An effort by San Juan County and the State of Utah to re-open part of Canyonlands National Park to motor vehicles has failed. The former jeep trail up Salt Creek from Peekaboo Spring, closed in 1998, is off the map now forever. Late Friday, the 10th U.S. Circuit Court of Appeals rejected the absurd claim that the dead-end creek bed trail was a public “highway” as defined by the 148-year-old Revised Statute 2477 (which Congress repealed in 1976).
Back in 1995, the National Park Service proposed establishing a permit system and a daily limit on the number of vehicles driving the 8 miles to Angel Arch. But the Southern Utah Wilderness Alliance obtained a court injunction that closed the motorized trail. In 2004, the Park Service decided to make the closure permanent. Thus began the 10-year court battle that ended last Friday.
While the lawyers argued and the judges deliberated, natural flooding has rendered the area impassable to vehicles.
I’ll probably won’t backpack up Salt Creek, but I’m going to rejoice because that opportunity will be there for others to enjoy in their lifetimes. Oh, and let’s all wish Canyonlands National Park a happy 50th birthday.

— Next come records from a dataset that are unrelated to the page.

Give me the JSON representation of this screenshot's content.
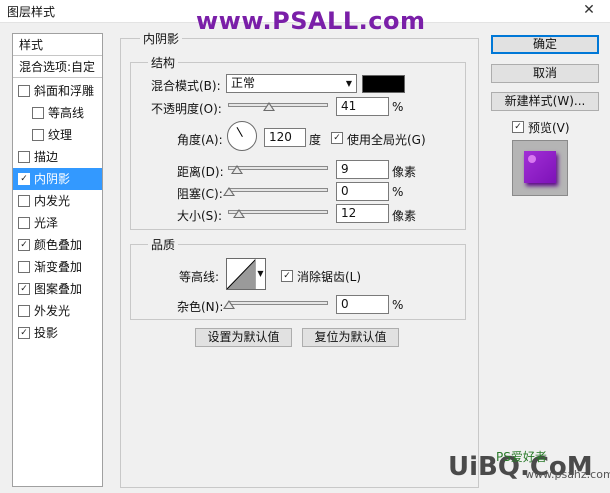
{
  "window": {
    "title": "图层样式",
    "close_glyph": "✕"
  },
  "watermark": "www.PSALL.com",
  "styles_panel": {
    "header": "样式",
    "blend_options": "混合选项:自定",
    "items": [
      {
        "label": "斜面和浮雕",
        "checked": false,
        "indent": false
      },
      {
        "label": "等高线",
        "checked": false,
        "indent": true
      },
      {
        "label": "纹理",
        "checked": false,
        "indent": true
      },
      {
        "label": "描边",
        "checked": false,
        "indent": false
      },
      {
        "label": "内阴影",
        "checked": true,
        "indent": false,
        "selected": true
      },
      {
        "label": "内发光",
        "checked": false,
        "indent": false
      },
      {
        "label": "光泽",
        "checked": false,
        "indent": false
      },
      {
        "label": "颜色叠加",
        "checked": true,
        "indent": false
      },
      {
        "label": "渐变叠加",
        "checked": false,
        "indent": false
      },
      {
        "label": "图案叠加",
        "checked": true,
        "indent": false
      },
      {
        "label": "外发光",
        "checked": false,
        "indent": false
      },
      {
        "label": "投影",
        "checked": true,
        "indent": false
      }
    ]
  },
  "inner_shadow": {
    "group_title": "内阴影",
    "structure": {
      "title": "结构",
      "blend_mode_label": "混合模式(B):",
      "blend_mode_value": "正常",
      "shadow_color": "#000000",
      "opacity_label": "不透明度(O):",
      "opacity_value": "41",
      "opacity_unit": "%",
      "angle_label": "角度(A):",
      "angle_value": "120",
      "angle_unit": "度",
      "global_light_label": "使用全局光(G)",
      "global_light_checked": true,
      "distance_label": "距离(D):",
      "distance_value": "9",
      "distance_unit": "像素",
      "choke_label": "阻塞(C):",
      "choke_value": "0",
      "choke_unit": "%",
      "size_label": "大小(S):",
      "size_value": "12",
      "size_unit": "像素"
    },
    "quality": {
      "title": "品质",
      "contour_label": "等高线:",
      "anti_alias_label": "消除锯齿(L)",
      "anti_alias_checked": true,
      "noise_label": "杂色(N):",
      "noise_value": "0",
      "noise_unit": "%"
    },
    "set_default": "设置为默认值",
    "reset_default": "复位为默认值"
  },
  "buttons": {
    "ok": "确定",
    "cancel": "取消",
    "new_style": "新建样式(W)..."
  },
  "preview": {
    "label": "预览(V)",
    "checked": true
  },
  "logo": {
    "main": "UiBQ.CoM",
    "sub": "PS爱好者",
    "url": "www.psahz.com"
  }
}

“We have agreed not to drive our automobiles into cathedrals, concert halls, art museums, legislative assemblies, private bedrooms and the other sanctums of our culture; we should treat our national parks with the same deference, for they, too, are holy places. An increasingly pagan and hedonistic people (thank God!), we are learning finally that the forests and mountains and desert canyons are holier than our churches. Therefore let us behave accordingly.”
–Edward Abbey, Desert Solitaire